* _Task statement_: Search the data for the string "ubuntu", and report each line where it is found.

* _Provided information_:
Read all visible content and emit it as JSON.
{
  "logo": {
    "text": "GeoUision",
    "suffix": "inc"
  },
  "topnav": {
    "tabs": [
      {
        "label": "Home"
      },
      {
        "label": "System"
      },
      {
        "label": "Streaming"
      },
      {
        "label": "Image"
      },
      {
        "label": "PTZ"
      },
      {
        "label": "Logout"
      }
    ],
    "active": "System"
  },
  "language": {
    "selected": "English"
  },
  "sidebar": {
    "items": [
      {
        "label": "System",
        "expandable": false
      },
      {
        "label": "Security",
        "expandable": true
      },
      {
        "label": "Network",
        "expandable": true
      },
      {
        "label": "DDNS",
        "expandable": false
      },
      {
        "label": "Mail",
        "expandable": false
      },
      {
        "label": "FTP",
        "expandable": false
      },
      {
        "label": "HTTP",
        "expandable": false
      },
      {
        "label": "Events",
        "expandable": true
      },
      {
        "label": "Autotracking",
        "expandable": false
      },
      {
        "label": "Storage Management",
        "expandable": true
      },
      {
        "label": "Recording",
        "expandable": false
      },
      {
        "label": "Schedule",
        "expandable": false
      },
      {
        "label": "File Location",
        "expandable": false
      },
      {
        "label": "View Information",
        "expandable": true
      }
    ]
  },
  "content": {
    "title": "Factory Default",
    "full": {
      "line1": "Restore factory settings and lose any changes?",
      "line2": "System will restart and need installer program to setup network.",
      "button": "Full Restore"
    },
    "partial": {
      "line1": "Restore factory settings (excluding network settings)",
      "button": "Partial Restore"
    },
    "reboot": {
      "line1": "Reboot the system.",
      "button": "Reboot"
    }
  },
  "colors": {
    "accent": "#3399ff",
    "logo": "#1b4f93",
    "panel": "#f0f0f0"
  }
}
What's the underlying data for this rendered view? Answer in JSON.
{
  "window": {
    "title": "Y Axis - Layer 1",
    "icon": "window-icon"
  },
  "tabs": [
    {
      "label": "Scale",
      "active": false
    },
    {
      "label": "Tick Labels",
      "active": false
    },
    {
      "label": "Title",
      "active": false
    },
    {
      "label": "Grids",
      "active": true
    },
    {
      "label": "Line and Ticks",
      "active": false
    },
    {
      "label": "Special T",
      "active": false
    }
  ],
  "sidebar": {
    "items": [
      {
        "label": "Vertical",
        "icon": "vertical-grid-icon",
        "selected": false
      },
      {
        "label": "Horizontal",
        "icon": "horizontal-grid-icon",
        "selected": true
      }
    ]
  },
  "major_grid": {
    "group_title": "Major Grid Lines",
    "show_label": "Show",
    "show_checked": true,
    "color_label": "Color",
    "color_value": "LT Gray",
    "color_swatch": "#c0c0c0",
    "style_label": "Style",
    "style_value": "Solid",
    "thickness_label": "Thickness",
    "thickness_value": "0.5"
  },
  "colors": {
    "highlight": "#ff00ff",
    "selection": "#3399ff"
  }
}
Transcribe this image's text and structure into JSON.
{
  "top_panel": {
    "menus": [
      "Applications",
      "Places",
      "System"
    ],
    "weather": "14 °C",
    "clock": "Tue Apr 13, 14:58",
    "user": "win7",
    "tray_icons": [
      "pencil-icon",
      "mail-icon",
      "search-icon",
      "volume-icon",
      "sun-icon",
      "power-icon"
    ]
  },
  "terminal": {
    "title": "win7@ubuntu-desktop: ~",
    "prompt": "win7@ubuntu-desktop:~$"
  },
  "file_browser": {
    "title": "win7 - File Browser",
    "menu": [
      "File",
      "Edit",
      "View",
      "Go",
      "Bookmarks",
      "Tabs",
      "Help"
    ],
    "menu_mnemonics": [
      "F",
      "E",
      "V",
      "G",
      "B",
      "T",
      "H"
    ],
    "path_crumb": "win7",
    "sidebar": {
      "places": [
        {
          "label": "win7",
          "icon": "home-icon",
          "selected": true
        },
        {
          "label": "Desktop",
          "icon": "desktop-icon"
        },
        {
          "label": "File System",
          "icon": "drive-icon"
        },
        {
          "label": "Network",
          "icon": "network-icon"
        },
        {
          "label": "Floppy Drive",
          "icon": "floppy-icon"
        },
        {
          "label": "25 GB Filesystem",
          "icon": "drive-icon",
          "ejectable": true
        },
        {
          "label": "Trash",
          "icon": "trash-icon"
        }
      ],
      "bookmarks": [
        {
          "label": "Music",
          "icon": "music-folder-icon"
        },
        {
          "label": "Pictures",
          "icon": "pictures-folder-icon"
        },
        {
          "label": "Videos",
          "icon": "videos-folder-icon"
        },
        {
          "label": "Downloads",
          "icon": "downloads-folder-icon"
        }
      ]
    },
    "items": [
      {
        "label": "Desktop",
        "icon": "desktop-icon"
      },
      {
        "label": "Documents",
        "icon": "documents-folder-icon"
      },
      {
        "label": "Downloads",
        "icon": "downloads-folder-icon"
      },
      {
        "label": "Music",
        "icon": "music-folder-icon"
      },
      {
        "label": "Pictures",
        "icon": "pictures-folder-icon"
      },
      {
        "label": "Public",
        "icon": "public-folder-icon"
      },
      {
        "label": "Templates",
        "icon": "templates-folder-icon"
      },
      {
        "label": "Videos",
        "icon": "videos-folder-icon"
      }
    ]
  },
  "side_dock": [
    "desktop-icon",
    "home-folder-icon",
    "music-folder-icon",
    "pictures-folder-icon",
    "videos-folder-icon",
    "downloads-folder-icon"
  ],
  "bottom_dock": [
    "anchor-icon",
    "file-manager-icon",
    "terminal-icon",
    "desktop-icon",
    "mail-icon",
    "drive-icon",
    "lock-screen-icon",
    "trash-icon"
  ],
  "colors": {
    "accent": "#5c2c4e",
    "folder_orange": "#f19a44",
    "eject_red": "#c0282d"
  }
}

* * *

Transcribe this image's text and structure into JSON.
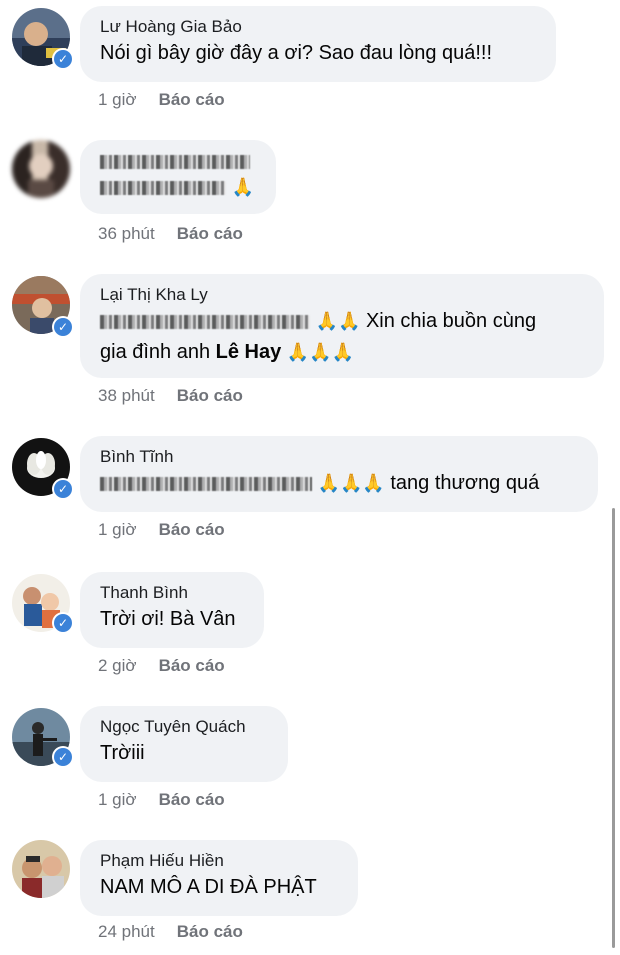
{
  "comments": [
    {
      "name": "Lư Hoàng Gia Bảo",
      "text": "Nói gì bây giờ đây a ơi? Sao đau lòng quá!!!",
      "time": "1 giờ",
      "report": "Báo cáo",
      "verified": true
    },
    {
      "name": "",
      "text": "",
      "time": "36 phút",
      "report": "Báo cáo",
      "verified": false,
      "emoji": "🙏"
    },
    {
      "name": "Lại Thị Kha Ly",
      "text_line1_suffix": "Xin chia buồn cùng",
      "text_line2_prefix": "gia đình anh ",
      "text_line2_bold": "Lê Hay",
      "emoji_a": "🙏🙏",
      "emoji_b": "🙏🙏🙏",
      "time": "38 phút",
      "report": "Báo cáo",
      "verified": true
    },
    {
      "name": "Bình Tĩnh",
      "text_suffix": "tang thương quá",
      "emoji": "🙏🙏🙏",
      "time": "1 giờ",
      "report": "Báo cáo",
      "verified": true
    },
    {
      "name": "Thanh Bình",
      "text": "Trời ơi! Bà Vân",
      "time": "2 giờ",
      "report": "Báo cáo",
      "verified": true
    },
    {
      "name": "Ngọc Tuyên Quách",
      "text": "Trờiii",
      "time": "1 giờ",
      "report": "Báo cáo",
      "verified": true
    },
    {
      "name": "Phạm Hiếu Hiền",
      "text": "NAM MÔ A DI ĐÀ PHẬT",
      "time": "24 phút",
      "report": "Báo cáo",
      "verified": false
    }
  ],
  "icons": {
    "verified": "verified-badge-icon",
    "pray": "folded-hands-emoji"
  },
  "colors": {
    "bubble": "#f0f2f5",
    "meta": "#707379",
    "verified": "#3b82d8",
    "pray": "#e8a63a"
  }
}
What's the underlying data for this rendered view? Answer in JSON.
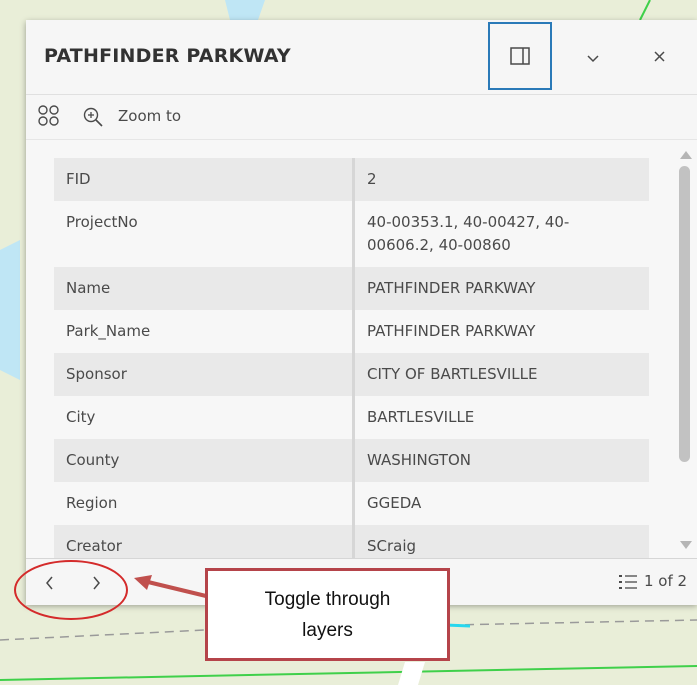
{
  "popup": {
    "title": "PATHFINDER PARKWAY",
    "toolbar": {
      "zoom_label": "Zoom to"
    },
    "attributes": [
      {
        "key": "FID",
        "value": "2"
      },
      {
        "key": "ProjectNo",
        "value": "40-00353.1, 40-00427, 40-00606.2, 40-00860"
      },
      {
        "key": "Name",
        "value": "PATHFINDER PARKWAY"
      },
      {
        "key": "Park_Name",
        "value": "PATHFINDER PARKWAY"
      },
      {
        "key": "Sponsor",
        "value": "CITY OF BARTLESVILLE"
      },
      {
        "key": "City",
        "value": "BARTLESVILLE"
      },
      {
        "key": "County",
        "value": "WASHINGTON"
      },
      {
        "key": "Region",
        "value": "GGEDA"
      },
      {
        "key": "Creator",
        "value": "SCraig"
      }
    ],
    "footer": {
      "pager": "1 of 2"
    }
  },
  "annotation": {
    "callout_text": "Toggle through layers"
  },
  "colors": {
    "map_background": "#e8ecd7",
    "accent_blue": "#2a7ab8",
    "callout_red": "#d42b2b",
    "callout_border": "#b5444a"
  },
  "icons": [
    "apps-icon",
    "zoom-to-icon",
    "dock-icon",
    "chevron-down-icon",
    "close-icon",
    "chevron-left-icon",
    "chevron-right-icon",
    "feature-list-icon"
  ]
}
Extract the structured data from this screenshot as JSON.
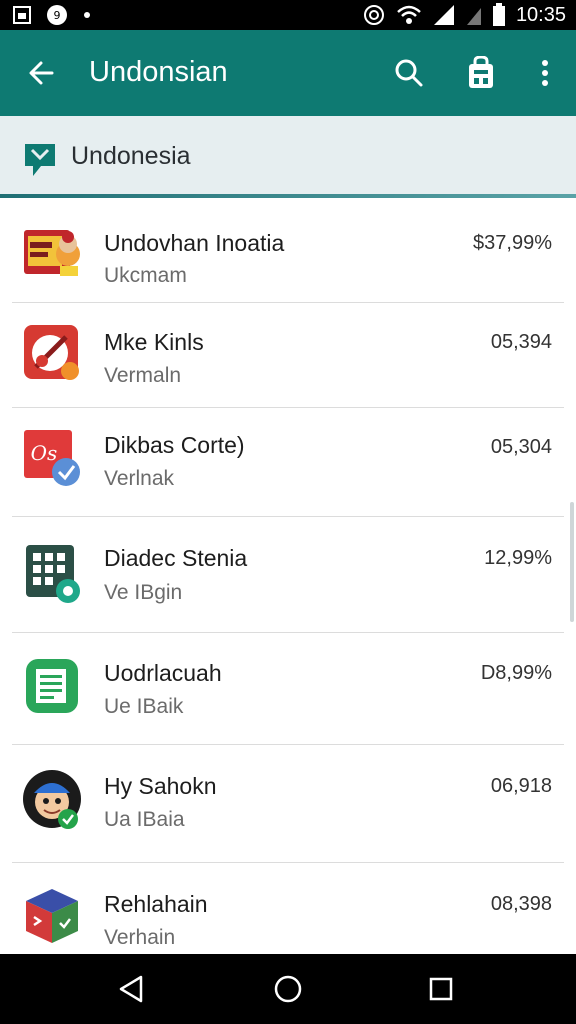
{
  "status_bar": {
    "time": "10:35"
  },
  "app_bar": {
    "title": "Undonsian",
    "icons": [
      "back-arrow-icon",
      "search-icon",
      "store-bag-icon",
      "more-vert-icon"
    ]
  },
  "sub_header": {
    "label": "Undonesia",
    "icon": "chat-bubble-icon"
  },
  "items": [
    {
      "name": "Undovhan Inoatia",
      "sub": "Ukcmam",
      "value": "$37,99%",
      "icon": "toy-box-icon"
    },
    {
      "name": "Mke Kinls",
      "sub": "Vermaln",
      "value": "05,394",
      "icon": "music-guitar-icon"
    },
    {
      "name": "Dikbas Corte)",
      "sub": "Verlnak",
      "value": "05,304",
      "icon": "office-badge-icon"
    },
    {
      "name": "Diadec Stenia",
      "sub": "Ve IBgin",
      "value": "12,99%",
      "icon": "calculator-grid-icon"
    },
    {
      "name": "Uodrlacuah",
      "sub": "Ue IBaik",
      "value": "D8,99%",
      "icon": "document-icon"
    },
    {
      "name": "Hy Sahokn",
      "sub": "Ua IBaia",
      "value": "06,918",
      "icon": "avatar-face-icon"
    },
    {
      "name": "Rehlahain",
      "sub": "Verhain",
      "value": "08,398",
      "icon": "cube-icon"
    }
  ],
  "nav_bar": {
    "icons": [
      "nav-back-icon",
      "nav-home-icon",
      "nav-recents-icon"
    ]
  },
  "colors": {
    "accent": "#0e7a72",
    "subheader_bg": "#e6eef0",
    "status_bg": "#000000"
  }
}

* _Response_:
    "title": "win7@ubuntu-desktop: ~",
    "prompt": "win7@ubuntu-desktop:~$"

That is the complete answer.